Now, to be clear, pharmaceutical stocks aren't without risks. Just a few years following the Great Recession, companies like Pfizer and Bristol-Myers contended with their first major patent cliff -- i.e., the loss of patent exclusivity on one or more blockbuster branded drugs. Losing exclusivity on cholesterol-lowering drug Lipitor and erectile-dysfunction drug Viagra for Pfizer and blood thinner Plavix for Bristol-Myers wound up shrinking top-line results for both companies. But, to clarify, the struggles these companies contended with had nothing to do with the performance of the stock market, or the state of the U.S. economy.

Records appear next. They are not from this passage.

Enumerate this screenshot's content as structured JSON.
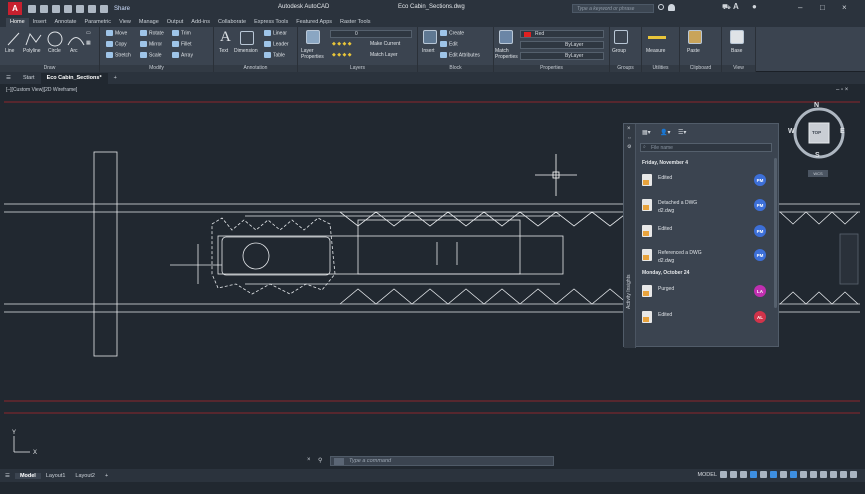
{
  "window": {
    "app_name": "Autodesk AutoCAD",
    "file_name": "Eco Cabin_Sections.dwg",
    "app_letter": "A",
    "share": "Share",
    "search_placeholder": "Type a keyword or phrase",
    "min": "–",
    "max": "□",
    "close": "×"
  },
  "ribbon_tabs": [
    "Home",
    "Insert",
    "Annotate",
    "Parametric",
    "View",
    "Manage",
    "Output",
    "Add-ins",
    "Collaborate",
    "Express Tools",
    "Featured Apps",
    "Raster Tools"
  ],
  "ribbon": {
    "draw": {
      "title": "Draw",
      "line": "Line",
      "polyline": "Polyline",
      "circle": "Circle",
      "arc": "Arc"
    },
    "modify": {
      "title": "Modify",
      "move": "Move",
      "rotate": "Rotate",
      "trim": "Trim",
      "copy": "Copy",
      "mirror": "Mirror",
      "fillet": "Fillet",
      "stretch": "Stretch",
      "scale": "Scale",
      "array": "Array"
    },
    "annotation": {
      "title": "Annotation",
      "text": "Text",
      "dimension": "Dimension",
      "linear": "Linear",
      "leader": "Leader",
      "table": "Table"
    },
    "layers": {
      "title": "Layers",
      "layer_properties": "Layer Properties",
      "layer_value": "0",
      "make_current": "Make Current",
      "match_layer": "Match Layer"
    },
    "block": {
      "title": "Block",
      "insert": "Insert",
      "create": "Create",
      "edit": "Edit",
      "edit_attributes": "Edit Attributes"
    },
    "properties": {
      "title": "Properties",
      "match_properties": "Match Properties",
      "color": "Red",
      "linetype": "ByLayer",
      "lineweight": "ByLayer"
    },
    "groups": {
      "title": "Groups",
      "group": "Group"
    },
    "utilities": {
      "title": "Utilities",
      "measure": "Measure"
    },
    "clipboard": {
      "title": "Clipboard",
      "paste": "Paste"
    },
    "view": {
      "title": "View",
      "base": "Base"
    }
  },
  "file_tabs": {
    "start": "Start",
    "active": "Eco Cabin_Sections*"
  },
  "viewport_label": "[–][Custom View][2D Wireframe]",
  "viewcube": {
    "n": "N",
    "s": "S",
    "e": "E",
    "w": "W",
    "top": "TOP",
    "wcs": "WCS"
  },
  "activity": {
    "title": "Activity Insights",
    "search_placeholder": "File name",
    "groups": [
      {
        "date": "Friday, November 4",
        "items": [
          {
            "text": "Edited",
            "user": "PM",
            "color": "#3c6fd8"
          },
          {
            "text": "Detached a DWG",
            "sub": "d2.dwg",
            "user": "PM",
            "color": "#3c6fd8"
          },
          {
            "text": "Edited",
            "user": "PM",
            "color": "#3c6fd8"
          },
          {
            "text": "Referenced a DWG",
            "sub": "d2.dwg",
            "user": "PM",
            "color": "#3c6fd8"
          }
        ]
      },
      {
        "date": "Monday, October 24",
        "items": [
          {
            "text": "Purged",
            "user": "LA",
            "color": "#c02fb0"
          },
          {
            "text": "Edited",
            "user": "AL",
            "color": "#d2334a"
          }
        ]
      }
    ]
  },
  "command": {
    "placeholder": "Type a command"
  },
  "status": {
    "model": "Model",
    "layout1": "Layout1",
    "layout2": "Layout2",
    "model_mode": "MODEL"
  }
}
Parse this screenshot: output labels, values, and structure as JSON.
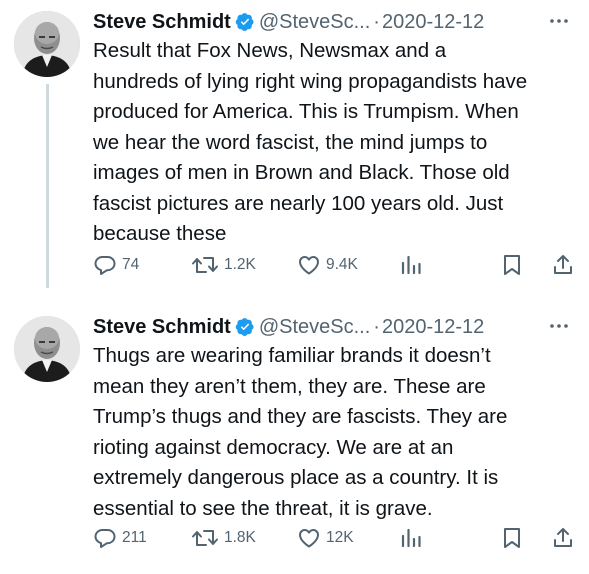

Though there is no such thing as a surefire investment in the stock market, you could certainly do a lot worse than the pharmaceuticals industry when stock market volatility picks up or a recession rears its head.